[Data records]

▬▬▬▬▬▬

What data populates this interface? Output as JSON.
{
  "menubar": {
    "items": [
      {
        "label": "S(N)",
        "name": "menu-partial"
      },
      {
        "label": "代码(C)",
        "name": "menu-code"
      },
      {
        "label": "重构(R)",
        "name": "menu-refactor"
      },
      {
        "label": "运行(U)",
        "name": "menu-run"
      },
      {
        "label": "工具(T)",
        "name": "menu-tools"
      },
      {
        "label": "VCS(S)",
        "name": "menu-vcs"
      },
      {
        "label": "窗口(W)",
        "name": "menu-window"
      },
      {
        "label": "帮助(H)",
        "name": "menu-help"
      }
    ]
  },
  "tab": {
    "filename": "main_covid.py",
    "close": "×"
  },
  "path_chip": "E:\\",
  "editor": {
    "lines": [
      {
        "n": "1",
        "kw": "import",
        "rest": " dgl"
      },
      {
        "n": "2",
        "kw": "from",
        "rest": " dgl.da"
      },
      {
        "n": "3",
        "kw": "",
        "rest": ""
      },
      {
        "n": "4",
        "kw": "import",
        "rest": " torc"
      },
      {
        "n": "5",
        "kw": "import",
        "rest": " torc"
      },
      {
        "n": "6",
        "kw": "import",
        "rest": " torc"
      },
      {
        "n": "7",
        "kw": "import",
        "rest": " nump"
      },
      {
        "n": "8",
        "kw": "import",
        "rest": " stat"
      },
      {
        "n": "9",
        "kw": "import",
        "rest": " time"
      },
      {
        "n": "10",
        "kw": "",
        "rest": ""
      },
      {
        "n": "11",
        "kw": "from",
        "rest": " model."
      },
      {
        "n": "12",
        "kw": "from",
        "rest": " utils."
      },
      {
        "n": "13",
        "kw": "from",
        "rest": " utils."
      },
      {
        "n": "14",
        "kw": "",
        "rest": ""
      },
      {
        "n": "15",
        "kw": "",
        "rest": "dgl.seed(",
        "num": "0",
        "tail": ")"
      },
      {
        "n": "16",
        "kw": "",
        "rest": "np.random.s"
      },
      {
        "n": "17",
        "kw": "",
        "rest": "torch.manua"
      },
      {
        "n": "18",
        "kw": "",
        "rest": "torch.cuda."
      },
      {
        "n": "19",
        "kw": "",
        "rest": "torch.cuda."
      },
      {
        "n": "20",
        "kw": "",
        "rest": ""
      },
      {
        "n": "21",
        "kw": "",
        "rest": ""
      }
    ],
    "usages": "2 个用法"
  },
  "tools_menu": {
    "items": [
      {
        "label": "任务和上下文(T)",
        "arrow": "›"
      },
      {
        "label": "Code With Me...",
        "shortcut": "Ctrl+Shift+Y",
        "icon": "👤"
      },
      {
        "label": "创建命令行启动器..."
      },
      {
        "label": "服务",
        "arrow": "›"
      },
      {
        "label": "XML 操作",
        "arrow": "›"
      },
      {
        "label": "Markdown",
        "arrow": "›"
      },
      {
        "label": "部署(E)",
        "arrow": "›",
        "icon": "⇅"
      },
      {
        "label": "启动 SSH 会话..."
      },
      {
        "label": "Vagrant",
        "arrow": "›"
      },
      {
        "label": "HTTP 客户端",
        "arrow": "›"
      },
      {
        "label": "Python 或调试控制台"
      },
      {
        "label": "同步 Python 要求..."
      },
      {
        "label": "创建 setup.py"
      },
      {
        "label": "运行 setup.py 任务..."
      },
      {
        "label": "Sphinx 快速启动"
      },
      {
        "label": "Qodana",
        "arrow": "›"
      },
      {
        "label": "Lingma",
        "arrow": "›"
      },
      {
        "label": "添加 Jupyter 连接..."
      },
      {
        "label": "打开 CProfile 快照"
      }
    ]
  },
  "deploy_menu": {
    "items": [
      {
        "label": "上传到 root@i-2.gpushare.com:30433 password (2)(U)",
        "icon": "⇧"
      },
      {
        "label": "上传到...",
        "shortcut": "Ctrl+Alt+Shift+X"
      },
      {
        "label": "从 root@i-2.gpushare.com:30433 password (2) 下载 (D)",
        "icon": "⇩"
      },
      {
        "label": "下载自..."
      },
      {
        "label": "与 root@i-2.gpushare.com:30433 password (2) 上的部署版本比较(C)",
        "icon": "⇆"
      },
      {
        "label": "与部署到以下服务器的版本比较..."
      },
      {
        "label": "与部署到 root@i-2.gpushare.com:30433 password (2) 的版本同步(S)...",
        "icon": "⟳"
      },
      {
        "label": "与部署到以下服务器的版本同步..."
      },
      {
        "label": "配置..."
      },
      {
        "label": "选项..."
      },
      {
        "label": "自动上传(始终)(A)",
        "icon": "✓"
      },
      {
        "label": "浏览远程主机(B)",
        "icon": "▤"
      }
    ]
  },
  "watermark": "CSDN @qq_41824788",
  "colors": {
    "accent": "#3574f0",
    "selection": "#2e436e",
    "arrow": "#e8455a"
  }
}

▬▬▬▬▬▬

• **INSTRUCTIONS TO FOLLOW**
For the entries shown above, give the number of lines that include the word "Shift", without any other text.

• **OUTPUT OF THE TASK**
2